But it’s not only consumers who should be accountable for patterns of consumption. Companies have a vested interest in selling more products, even if that runs counter to the environmental values they promote at the same time.
Norris said there are ways for hydration companies to make improvements, including using recycled stainless steel to manufacture tumblers, taking advantage of renewable energy and providing ways for consumers to recycle their containers.
Stanley has said it is committed to making at least 50% of the company’s stainless steel products from recycled materials by 2025.
And while stainless steel is recyclable, not all local facilities accept the items because the colorful coatings on the tumblers often require additional layers of processing. Some companies, like Hydro Flask, allow customers to trade in old products, but similar recycling programs have not yet been widely adopted in the industry.
Manning said the Stanley cup craze has sparked important debates about overconsumption, but understanding what drives decision-making can be helpful even for those who don’t go to collecting extremes.
“Most people want to do the right thing and be good stewards of natural resources and want to protect our ecosystems, but often when our desires or social pressures conflict with what might really be the greener thing, motivated cognition steps in and allows us to not think very critically about it,” she said.
For those who are genuinely trying to make a difference, it’s also important for people to feel some sort of agency, Norris said, particularly with something that seems as daunting and out-of-one’s-control as global warming.
“We don’t want to reach the point of complete discouragement on climate change,” he said. “I think we have to sort out our real choices from the minutiae.

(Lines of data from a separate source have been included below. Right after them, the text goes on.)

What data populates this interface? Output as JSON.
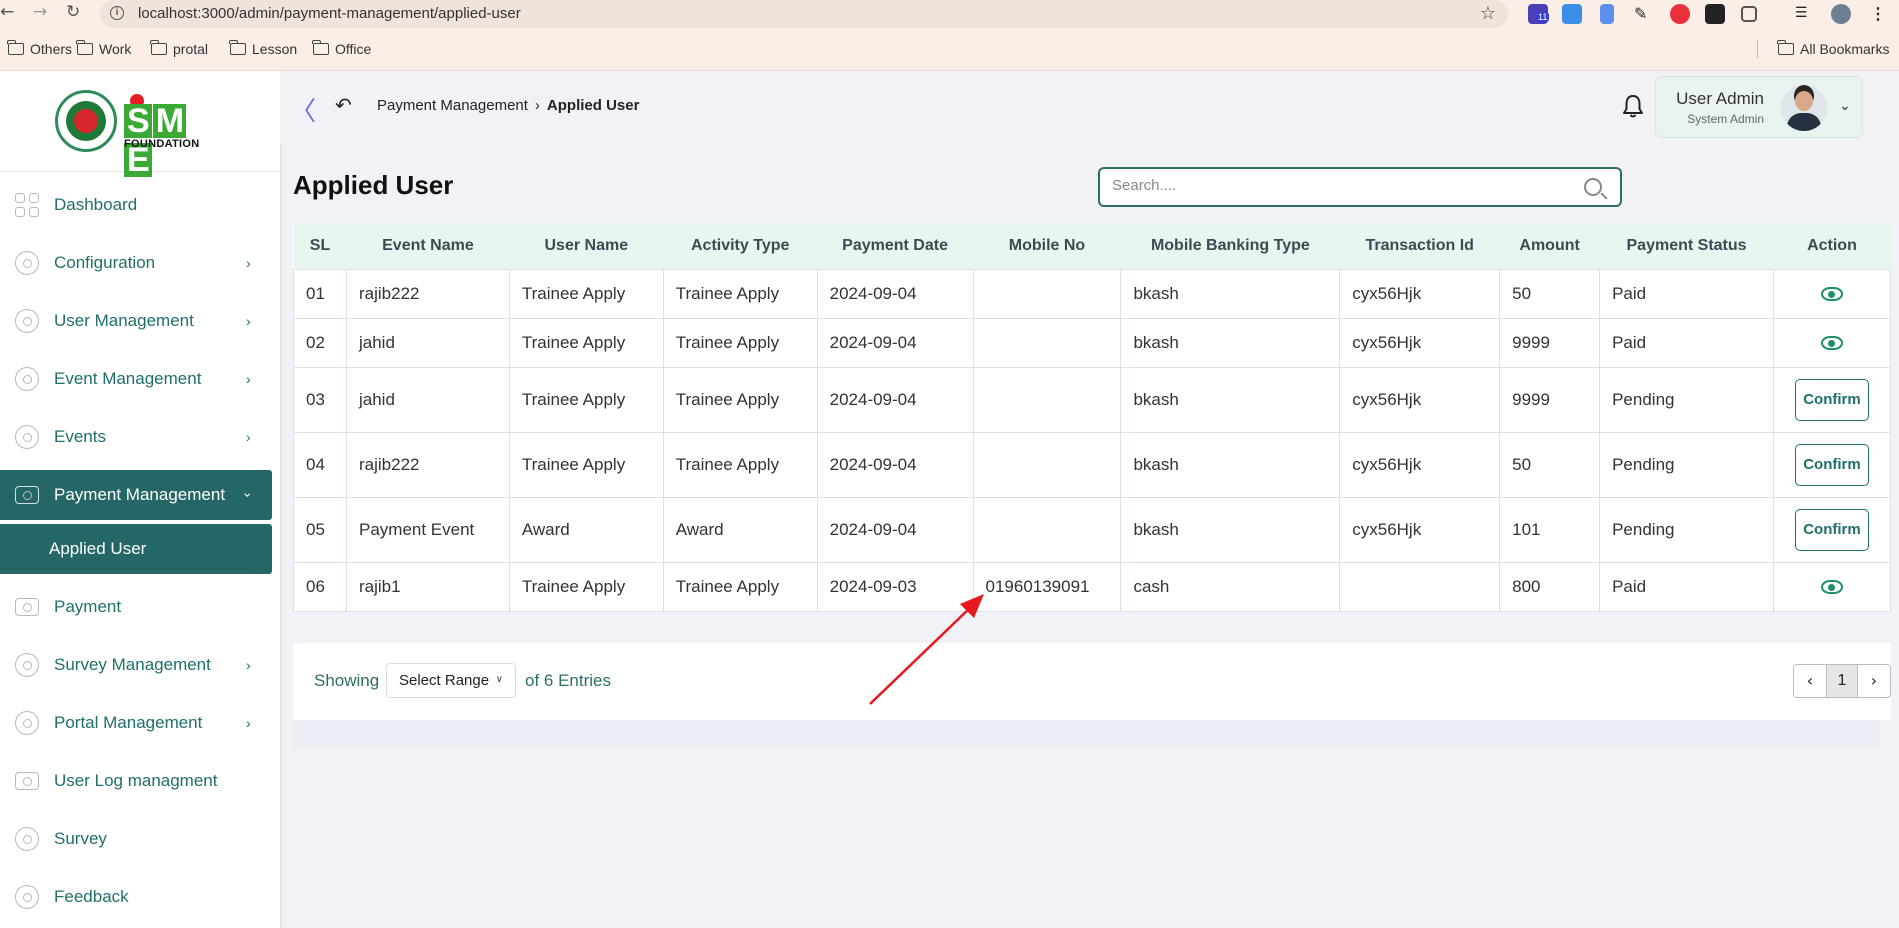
{
  "browser": {
    "url": "localhost:3000/admin/payment-management/applied-user",
    "bookmarks": [
      "Others",
      "Work",
      "protal",
      "Lesson",
      "Office"
    ],
    "all_bookmarks": "All Bookmarks",
    "ext_badge": "11"
  },
  "brand": {
    "logo_text": [
      "S",
      "M",
      "E"
    ],
    "foundation": "FOUNDATION"
  },
  "sidebar": {
    "items": [
      {
        "label": "Dashboard",
        "icon": "dashboard-icon",
        "has_chevron": false
      },
      {
        "label": "Configuration",
        "icon": "configuration-icon",
        "has_chevron": true
      },
      {
        "label": "User Management",
        "icon": "user-management-icon",
        "has_chevron": true
      },
      {
        "label": "Event Management",
        "icon": "event-management-icon",
        "has_chevron": true
      },
      {
        "label": "Events",
        "icon": "events-icon",
        "has_chevron": true
      },
      {
        "label": "Payment Management",
        "icon": "payment-management-icon",
        "has_chevron": true,
        "active": true
      },
      {
        "label": "Payment",
        "icon": "payment-icon",
        "has_chevron": false
      },
      {
        "label": "Survey Management",
        "icon": "survey-management-icon",
        "has_chevron": true
      },
      {
        "label": "Portal Management",
        "icon": "portal-management-icon",
        "has_chevron": true
      },
      {
        "label": "User Log managment",
        "icon": "user-log-icon",
        "has_chevron": false
      },
      {
        "label": "Survey",
        "icon": "survey-icon",
        "has_chevron": false
      },
      {
        "label": "Feedback",
        "icon": "feedback-icon",
        "has_chevron": false
      }
    ],
    "submenu": {
      "label": "Applied User"
    }
  },
  "header": {
    "breadcrumb": [
      "Payment Management",
      "Applied User"
    ],
    "user_name": "User Admin",
    "user_role": "System Admin"
  },
  "main": {
    "title": "Applied User",
    "search_placeholder": "Search...."
  },
  "table": {
    "columns": [
      "SL",
      "Event Name",
      "User Name",
      "Activity Type",
      "Payment Date",
      "Mobile No",
      "Mobile Banking Type",
      "Transaction Id",
      "Amount",
      "Payment Status",
      "Action"
    ],
    "rows": [
      {
        "sl": "01",
        "event": "rajib222",
        "user": "Trainee Apply",
        "activity": "Trainee Apply",
        "date": "2024-09-04",
        "mobile": "",
        "banking": "bkash",
        "txn": "cyx56Hjk",
        "amount": "50",
        "status": "Paid",
        "action": "view"
      },
      {
        "sl": "02",
        "event": "jahid",
        "user": "Trainee Apply",
        "activity": "Trainee Apply",
        "date": "2024-09-04",
        "mobile": "",
        "banking": "bkash",
        "txn": "cyx56Hjk",
        "amount": "9999",
        "status": "Paid",
        "action": "view"
      },
      {
        "sl": "03",
        "event": "jahid",
        "user": "Trainee Apply",
        "activity": "Trainee Apply",
        "date": "2024-09-04",
        "mobile": "",
        "banking": "bkash",
        "txn": "cyx56Hjk",
        "amount": "9999",
        "status": "Pending",
        "action": "Confirm"
      },
      {
        "sl": "04",
        "event": "rajib222",
        "user": "Trainee Apply",
        "activity": "Trainee Apply",
        "date": "2024-09-04",
        "mobile": "",
        "banking": "bkash",
        "txn": "cyx56Hjk",
        "amount": "50",
        "status": "Pending",
        "action": "Confirm"
      },
      {
        "sl": "05",
        "event": "Payment Event",
        "user": "Award",
        "activity": "Award",
        "date": "2024-09-04",
        "mobile": "",
        "banking": "bkash",
        "txn": "cyx56Hjk",
        "amount": "101",
        "status": "Pending",
        "action": "Confirm"
      },
      {
        "sl": "06",
        "event": "rajib1",
        "user": "Trainee Apply",
        "activity": "Trainee Apply",
        "date": "2024-09-03",
        "mobile": "01960139091",
        "banking": "cash",
        "txn": "",
        "amount": "800",
        "status": "Paid",
        "action": "view"
      }
    ]
  },
  "pagination": {
    "showing": "Showing",
    "range_label": "Select Range",
    "entries": "of 6 Entries",
    "page": "1"
  },
  "colors": {
    "primary": "#256767",
    "accent_green": "#1d8f6a",
    "annotation_arrow": "#e8191c"
  }
}
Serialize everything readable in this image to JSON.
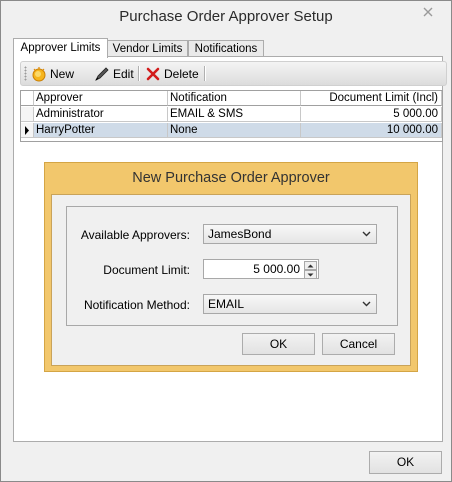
{
  "window": {
    "title": "Purchase Order Approver Setup"
  },
  "tabs": [
    "Approver Limits",
    "Vendor Limits",
    "Notifications"
  ],
  "toolbar": {
    "new_label": "New",
    "edit_label": "Edit",
    "delete_label": "Delete"
  },
  "grid": {
    "columns": [
      "Approver",
      "Notification",
      "Document Limit (Incl)"
    ],
    "rows": [
      {
        "approver": "Administrator",
        "notification": "EMAIL & SMS",
        "limit": "5 000.00"
      },
      {
        "approver": "HarryPotter",
        "notification": "None",
        "limit": "10 000.00"
      }
    ]
  },
  "dialog": {
    "title": "New Purchase Order Approver",
    "available_label": "Available Approvers:",
    "available_value": "JamesBond",
    "limit_label": "Document Limit:",
    "limit_value": "5 000.00",
    "method_label": "Notification Method:",
    "method_value": "EMAIL",
    "ok_label": "OK",
    "cancel_label": "Cancel"
  },
  "footer": {
    "ok_label": "OK"
  },
  "colors": {
    "dialog_frame": "#f2c76c",
    "selected_row": "#cfdbe8"
  }
}
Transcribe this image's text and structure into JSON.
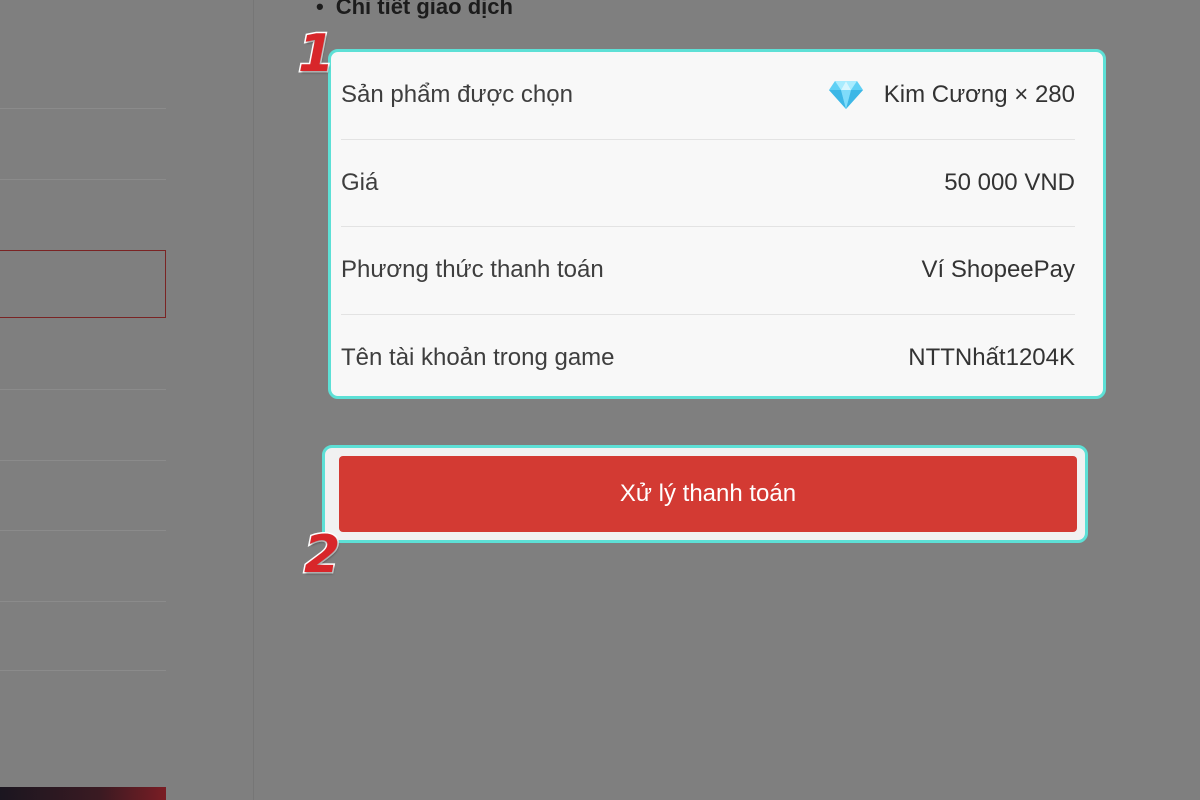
{
  "section": {
    "bullet": "•",
    "title": "Chi tiết giao dịch"
  },
  "details": [
    {
      "label": "Sản phẩm được chọn",
      "value": "Kim Cương × 280",
      "icon": "diamond-icon"
    },
    {
      "label": "Giá",
      "value": "50 000 VND"
    },
    {
      "label": "Phương thức thanh toán",
      "value": "Ví ShopeePay"
    },
    {
      "label": "Tên tài khoản trong game",
      "value": "NTTNhất1204K"
    }
  ],
  "action": {
    "process_label": "Xử lý thanh toán"
  },
  "annotations": {
    "step1": "1",
    "step2": "2"
  },
  "colors": {
    "highlight": "#5de0d6",
    "button": "#d33a33",
    "marker": "#d8262a",
    "overlay": "#7f7f7f"
  }
}
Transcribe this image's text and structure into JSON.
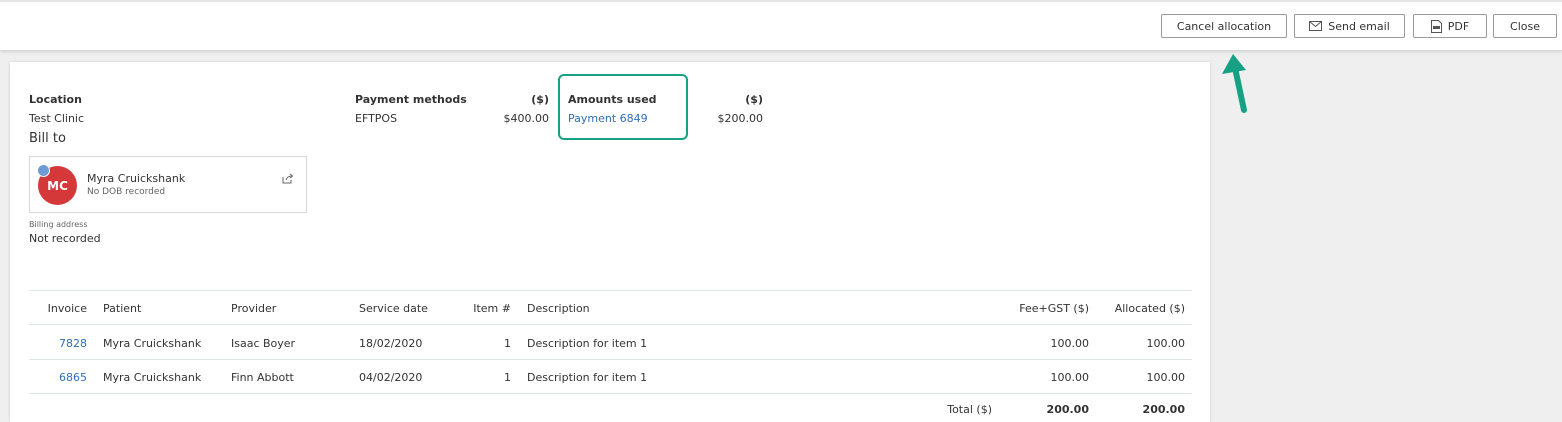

We can look at our own choices and then find ways to help or encourage other people, but I don’t think shaming and blaming gets us anywhere.”
Denise Chow is a reporter for NBC News Science focused on general science and climate change.